Gold nanoparticles of different sizes and shapes display different colors when impinged by light because they absorb and scatter light at specific wavelengths, known as plasmonic resonances. These plasmonic resonances are of particular interest for biological applications. If someone shines light on the gold nanoparticles, the absorbed light can be converted to heat in the surrounding media, and if bacteria or cancerous cells are in the vicinity of such gold nanoparticles, they can be destroyed by using light of appropriate wavelength. This phenomenon is known as photothermal therapy.
By replacing some of the nano-gold with magnetic nano-rust, researchers show that the hybrid gold and rust nanostructures are able to photothermally heat the surrounding media as efficiently as pure gold nanoparticles, even with a significantly smaller concentration of gold.
“In a way, we’ve done a little better than alchemy,” said George Larsen, co-investigator and postdoctoral researcher in the Group for Innovation and Advancements in Nano-Technology Sciences at the Savannah River National Laboratory, “because these new hybrid nanoparticles not only behave better than gold in some cases, but also have magnetic functionality.”
Murph and her team looked at three different shapes of hybrid nanoparticles in this research—spheres, rings and tubes.
“A differently shaped nanoparticle means that the atoms are arranged differently—into cubes, hexagons or triangles, for example,” she said. “A different atom arrangement means different packing densities, spacing between atoms, defects, surface area and surface energies. Different shapes lead to an increased atom area that is exposed to catalyze a chemical reaction. Scientifically speaking, different shape means different crystallographic facets and surface energy that could lead to higher catalytic activity and different catalytic products.
“The results of our research showed that the ring- and tube-shaped hybrid nanoparticles proved to be better catalytic materials than the sphere-shaped nanoparticles because of the way the atoms are arranged in the structure at this nanoscale. More importantly, the hybrid nanoparticles of gold and rust are better catalysts than gold nanoparticles alone, even with a significantly smaller amount of gold.
When these different shaped hybrid nanoparticles were exposed to light of specific wavelength, the spheres heated the solution up to slightly higher temperatures than the ring- or tube-shaped nanoparticles.

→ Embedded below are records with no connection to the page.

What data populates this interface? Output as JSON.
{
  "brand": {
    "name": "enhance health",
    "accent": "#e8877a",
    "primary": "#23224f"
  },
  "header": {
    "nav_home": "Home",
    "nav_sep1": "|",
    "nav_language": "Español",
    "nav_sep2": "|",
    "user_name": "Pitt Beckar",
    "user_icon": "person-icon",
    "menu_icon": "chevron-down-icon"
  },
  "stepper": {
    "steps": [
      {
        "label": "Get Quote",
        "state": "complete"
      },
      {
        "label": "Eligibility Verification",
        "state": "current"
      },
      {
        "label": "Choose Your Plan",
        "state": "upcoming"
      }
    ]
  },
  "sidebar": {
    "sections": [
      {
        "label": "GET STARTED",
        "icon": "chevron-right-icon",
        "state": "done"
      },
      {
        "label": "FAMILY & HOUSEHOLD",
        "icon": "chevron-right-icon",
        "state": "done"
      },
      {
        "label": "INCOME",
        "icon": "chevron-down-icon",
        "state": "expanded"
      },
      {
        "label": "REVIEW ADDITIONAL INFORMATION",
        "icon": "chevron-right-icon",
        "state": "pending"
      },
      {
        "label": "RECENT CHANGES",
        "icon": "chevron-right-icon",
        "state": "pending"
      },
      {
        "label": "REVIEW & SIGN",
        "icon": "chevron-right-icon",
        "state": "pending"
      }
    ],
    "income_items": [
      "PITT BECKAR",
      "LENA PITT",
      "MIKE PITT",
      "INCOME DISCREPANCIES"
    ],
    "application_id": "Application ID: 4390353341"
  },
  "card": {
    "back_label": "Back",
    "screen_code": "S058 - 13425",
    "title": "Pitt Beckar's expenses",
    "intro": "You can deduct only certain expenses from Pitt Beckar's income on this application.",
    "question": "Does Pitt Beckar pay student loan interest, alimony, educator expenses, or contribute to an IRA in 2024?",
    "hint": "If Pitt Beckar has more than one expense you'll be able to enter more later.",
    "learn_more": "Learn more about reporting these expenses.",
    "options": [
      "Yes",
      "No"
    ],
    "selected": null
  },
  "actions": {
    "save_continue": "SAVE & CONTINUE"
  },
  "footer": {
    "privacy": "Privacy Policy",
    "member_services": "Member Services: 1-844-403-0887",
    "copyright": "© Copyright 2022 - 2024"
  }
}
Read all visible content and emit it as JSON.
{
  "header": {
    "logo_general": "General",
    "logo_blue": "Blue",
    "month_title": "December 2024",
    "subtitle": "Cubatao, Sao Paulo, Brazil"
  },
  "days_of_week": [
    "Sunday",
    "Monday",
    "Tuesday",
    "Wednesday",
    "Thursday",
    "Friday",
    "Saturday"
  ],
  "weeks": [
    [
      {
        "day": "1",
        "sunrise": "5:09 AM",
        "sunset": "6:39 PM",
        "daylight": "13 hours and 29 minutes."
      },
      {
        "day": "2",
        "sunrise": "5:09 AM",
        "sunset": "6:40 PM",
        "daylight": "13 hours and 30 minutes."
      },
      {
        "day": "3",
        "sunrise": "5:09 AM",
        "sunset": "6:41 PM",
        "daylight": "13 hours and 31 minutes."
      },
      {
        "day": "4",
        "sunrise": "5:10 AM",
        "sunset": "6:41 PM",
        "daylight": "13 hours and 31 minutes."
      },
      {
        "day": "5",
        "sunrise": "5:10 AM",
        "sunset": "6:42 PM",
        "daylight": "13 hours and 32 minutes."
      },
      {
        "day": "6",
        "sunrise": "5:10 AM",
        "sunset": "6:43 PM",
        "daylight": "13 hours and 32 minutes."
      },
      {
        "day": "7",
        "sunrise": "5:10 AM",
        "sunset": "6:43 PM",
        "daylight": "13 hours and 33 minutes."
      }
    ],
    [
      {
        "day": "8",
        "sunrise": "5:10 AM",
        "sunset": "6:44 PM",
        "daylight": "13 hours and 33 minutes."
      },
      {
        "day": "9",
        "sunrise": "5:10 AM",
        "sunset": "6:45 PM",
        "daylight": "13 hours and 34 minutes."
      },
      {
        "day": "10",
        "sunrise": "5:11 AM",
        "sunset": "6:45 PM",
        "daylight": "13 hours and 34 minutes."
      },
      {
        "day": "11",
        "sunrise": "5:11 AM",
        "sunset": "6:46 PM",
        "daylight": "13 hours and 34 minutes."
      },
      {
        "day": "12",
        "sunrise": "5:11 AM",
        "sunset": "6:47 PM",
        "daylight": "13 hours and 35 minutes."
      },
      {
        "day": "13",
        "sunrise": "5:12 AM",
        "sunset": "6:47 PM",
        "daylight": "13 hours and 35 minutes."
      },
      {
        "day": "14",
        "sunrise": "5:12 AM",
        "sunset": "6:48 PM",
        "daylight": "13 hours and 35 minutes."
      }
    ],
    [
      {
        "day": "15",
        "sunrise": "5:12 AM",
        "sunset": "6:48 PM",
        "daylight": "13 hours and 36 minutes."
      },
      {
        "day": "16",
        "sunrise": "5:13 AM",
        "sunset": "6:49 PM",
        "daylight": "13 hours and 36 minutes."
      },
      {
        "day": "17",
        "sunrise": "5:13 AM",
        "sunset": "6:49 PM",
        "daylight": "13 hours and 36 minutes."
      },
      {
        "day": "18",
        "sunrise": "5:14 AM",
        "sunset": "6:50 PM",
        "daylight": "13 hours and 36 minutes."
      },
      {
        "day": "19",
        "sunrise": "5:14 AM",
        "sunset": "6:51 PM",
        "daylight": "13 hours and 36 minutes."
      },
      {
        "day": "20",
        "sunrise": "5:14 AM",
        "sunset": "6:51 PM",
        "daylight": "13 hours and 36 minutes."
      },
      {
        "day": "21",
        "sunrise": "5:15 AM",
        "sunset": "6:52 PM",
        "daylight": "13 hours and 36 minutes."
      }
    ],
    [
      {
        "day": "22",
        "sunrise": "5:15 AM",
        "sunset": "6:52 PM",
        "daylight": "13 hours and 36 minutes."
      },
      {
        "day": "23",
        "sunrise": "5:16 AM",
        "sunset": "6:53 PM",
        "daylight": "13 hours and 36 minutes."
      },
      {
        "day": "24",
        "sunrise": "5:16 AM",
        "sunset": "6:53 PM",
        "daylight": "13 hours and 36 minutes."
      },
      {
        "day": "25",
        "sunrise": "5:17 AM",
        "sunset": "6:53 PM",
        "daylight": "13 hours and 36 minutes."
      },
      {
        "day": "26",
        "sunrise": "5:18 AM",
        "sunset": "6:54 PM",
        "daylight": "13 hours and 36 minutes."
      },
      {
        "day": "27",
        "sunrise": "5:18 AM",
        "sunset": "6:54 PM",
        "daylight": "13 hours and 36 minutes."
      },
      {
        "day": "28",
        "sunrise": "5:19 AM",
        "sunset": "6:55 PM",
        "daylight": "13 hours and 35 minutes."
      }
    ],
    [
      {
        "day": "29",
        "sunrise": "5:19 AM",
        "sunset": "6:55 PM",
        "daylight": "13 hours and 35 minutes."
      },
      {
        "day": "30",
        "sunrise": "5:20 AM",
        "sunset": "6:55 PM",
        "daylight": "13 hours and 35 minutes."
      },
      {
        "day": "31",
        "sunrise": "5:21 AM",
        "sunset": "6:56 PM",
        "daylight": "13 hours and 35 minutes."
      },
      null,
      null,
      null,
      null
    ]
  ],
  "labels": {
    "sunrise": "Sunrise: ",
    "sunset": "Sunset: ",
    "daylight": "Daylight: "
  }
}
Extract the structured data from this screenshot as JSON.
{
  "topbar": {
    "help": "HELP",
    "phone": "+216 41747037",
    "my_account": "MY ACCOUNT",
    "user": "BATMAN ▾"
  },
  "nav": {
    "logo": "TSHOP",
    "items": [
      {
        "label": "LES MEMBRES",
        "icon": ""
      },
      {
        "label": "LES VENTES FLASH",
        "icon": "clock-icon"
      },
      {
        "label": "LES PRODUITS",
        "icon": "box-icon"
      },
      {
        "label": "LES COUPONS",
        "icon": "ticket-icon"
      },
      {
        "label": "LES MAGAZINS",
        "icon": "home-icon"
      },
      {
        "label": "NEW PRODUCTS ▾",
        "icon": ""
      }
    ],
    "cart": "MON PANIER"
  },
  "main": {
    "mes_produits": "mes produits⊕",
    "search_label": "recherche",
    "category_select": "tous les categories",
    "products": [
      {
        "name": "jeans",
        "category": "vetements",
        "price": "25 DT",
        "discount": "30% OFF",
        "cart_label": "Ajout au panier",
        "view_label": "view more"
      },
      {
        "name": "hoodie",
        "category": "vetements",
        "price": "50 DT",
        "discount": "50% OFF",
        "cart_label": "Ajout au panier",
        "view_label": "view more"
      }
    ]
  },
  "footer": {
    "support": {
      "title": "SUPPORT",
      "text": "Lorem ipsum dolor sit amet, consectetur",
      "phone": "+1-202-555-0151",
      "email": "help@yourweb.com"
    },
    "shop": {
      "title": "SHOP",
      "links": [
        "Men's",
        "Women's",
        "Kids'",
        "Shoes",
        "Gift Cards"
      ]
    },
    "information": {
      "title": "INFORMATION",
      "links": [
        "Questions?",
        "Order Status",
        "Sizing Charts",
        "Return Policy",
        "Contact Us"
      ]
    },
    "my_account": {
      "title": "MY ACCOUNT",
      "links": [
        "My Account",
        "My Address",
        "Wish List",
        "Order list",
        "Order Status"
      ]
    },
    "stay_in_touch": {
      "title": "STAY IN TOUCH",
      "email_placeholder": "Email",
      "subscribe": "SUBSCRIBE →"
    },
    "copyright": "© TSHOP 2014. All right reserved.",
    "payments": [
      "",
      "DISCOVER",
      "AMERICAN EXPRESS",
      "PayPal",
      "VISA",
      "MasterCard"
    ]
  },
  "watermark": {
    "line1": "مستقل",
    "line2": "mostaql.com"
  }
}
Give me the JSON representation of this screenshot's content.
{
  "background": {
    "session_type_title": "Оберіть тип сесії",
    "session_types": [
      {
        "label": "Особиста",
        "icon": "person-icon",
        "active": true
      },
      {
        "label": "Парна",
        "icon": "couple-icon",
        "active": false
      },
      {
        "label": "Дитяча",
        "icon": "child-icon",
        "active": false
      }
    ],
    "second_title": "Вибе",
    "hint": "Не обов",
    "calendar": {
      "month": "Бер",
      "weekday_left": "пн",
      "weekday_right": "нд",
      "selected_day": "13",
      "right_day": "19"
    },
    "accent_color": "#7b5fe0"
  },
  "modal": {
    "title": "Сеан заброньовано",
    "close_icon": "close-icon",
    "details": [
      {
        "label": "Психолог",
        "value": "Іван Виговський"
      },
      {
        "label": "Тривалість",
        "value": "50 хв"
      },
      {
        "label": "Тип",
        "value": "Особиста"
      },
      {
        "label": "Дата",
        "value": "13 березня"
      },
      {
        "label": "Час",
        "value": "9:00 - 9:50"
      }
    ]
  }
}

“This could have a variety of biological applications such as tracking, drug delivery or imaging inside the body,” Murph said. “If you feed these gold nanoparticles to bacteria and shine the light on them, you could destroy these by just using light.”
The hybrid structures could also be used for new application, such as sensing, hyperthermia treatment, environmental cleaning and protection medical imaging applications including magnetic resonance imaging contrast agents, product detection and manipulation.
The research study, “Multifunctional Hybrid Fe2O3-Au Nanoparticles for Efficient Plasmonic Heating,” is available at http://www.jove.com/video/53598/multifunctional-hybrid-fe2o3-au-nanoparticles-for-efficient-plasmonic.
The study was supported by Department of Energy Laboratory Directed Research & Development Strategic Initiative Program of the Savannah River National Laboratory.
Additional co-investigators on this study were Robert Lascola and Will Farr of the Savannah River National Laboratory.